Fed Chairman Jerome Powell signaled that the Fed will likely slow the pace of interest rate hikes going forward during his speech on Wednesday, cementing a 50-bp hike in December. Powell emphasized that there’s far more work to be done to restore price stability. Interest rates need to remain higher for longer to combat inflation and lower it closer to the Fed’s 2% goal. Powell highlighted that the Fed will continue to be data dependent, focus on the cumulative effect and rate hikes, and be closely monitoring the upcoming data. 

Going Forward
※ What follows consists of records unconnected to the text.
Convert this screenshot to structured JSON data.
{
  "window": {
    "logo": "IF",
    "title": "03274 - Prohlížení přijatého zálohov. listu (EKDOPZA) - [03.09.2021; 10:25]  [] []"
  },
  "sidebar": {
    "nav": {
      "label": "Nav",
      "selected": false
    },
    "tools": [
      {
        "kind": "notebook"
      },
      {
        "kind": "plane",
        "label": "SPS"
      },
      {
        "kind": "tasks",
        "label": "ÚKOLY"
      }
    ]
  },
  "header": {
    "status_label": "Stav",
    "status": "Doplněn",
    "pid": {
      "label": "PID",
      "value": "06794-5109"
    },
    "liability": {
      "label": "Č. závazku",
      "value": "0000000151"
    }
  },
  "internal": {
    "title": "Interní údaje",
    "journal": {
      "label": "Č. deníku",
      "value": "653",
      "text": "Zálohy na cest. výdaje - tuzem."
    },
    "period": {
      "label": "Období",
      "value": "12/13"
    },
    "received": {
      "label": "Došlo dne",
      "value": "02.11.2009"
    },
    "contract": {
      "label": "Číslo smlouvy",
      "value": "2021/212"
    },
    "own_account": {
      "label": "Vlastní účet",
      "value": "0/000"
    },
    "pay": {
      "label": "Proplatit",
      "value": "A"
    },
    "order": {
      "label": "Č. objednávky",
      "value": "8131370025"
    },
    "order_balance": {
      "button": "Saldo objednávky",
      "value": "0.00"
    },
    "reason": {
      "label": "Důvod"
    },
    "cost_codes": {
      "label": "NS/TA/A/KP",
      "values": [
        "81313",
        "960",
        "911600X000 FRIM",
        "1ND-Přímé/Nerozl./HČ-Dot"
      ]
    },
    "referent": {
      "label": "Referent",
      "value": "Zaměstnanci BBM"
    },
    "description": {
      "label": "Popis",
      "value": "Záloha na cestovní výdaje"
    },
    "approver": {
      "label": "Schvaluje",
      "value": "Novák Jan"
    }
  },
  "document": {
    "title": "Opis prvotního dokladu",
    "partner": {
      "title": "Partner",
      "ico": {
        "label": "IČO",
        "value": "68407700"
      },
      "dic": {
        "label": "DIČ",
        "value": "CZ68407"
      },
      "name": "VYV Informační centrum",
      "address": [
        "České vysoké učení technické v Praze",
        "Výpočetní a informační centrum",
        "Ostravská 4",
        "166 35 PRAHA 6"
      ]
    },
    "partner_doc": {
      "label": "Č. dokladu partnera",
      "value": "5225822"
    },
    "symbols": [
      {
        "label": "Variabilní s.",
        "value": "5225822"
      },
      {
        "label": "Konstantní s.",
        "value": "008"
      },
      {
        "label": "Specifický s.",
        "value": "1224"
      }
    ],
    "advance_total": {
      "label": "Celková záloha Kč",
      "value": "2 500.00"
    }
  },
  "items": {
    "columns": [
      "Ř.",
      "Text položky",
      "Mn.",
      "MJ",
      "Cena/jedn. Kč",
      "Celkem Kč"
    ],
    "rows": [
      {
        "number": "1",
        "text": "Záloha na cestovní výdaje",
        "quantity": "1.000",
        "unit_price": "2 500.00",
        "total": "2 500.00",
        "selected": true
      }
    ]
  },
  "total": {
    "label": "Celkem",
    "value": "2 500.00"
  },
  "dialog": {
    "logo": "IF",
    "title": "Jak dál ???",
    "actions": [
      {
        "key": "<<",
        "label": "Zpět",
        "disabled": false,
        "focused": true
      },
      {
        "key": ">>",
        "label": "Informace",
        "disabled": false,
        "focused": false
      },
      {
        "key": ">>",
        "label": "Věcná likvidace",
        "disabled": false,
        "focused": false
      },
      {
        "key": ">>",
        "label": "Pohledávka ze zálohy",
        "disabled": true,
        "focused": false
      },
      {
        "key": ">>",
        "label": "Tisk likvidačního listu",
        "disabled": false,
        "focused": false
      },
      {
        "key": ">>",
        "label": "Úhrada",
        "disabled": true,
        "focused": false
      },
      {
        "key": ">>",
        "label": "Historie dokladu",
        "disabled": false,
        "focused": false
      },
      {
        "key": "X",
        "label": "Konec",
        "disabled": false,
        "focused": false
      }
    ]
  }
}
Equity and bond market volatility will remain elevated until the future path of inflation and rates is more certain as markets become comfortable with a “data-dependent” Fed that’s now focused on the cumulative effects of rate hikes. We remain defensive in our positioning, and we’d look for opportunities to upgrade portfolios during market weakness. Within equities, we continue to favor U.S. Large Cap exposure, since economic growth is rapidly slowing in Europe, which is close to a recession, and China’s strict COVID policies continue to weigh on manufacturing and growth. Within U.S. Large Caps, we favor segments exhibiting a defensive tilt toward low volatility, higher quality and shareholder yield. We remain defensive in our credit positioning, with short to at benchmark duration and higher in credit quality. We expect credit spreads to leak wider to account for recession risks. 



  • October’s durable orders are expected to rise by 1% month over month and will be released on Monday. 
  • November’s ISM Services Purchasing Managers Index is expected to decline to 53 and will be released on Wednesday. 
  • December’s preliminary Michigan Sentiment index is expected to increase to 57.2 and will be released on Friday.

Figure 1: U.S. nonfarm payroll employment

Sources: Bureau of Labor Statistics, First Republic Investment Management, as of December 1, 2022.

Figure 2: ISM manufacturing vs. service PMI

 ISM M vs S
Sources: Institute for Supply Management, First Republic Investment Management, as of December 1, 2022.


Market Returns (USD) as of 12/1/2022





Global Equities

MSCI All Country World

1.6% 15.1% -14.4% -10.7%

S&P 500

1.3% 14.1% -13.2% -8.2%

Dow Jones Industrial Average

0.7% 20.3% -3.4% 3.2%


1.8% 8.8% -26.0% -24.1%

Russell 2000

1.0% 13.3% -15.1% -11.2%

First Republic Founders Index

-0.1% 0.8% -32.1% -33.8%

Russell 1000 Equal Weighted

1.4% 15.3% -8.5% -2.0%


1.5% 20.4% -12.2% -9.4%

MSCI Emerging Markets

3.5% 12.0% -18.4% -17.9%

Fixed Income

ICE BofAML Municipals 1-10 Year A-AAA 

0.7% 2.9% -5.0% -5.0%

Bloomberg Barclays Intermediate Government/Credit

1.0% 2.3% -7.6% -7.7%

Bloomberg Barclays High Yield Bond

1.0% 5.7% -9.9% -8.3%

Market Levels


Week Ago

Year End

Year Ago

S&P 500

4076.57 4026.12 4766.18 4688.67

Dow Jones Industrial Average


34395.01 34347.03 36338.3 35931.05

10-Year U.S. Treasury Yield (Constant Maturity)

3.53% 3.68% 1.51% 1.61%

Gold ($/oz)

$1,803.09 $1,754.93 $1,821.90 $1,867.63

Crude Oil ($/barrel)

$81.22 $76.28 $75.21 $78.36

U.S. Dollar / Euro ($/)

1.05 1.04 1.14 1.13

U.S Dollar / British Pound ($/£)

1.23 1.21 1.35 1.35

Japanese Yen / U.S. Dollar (¥/$)

135.93 139.19 115.16 114.55

Bitcoin Futures ($/XBT)

$16,820.00 $16,497.05 $47,977.03 $60,485.00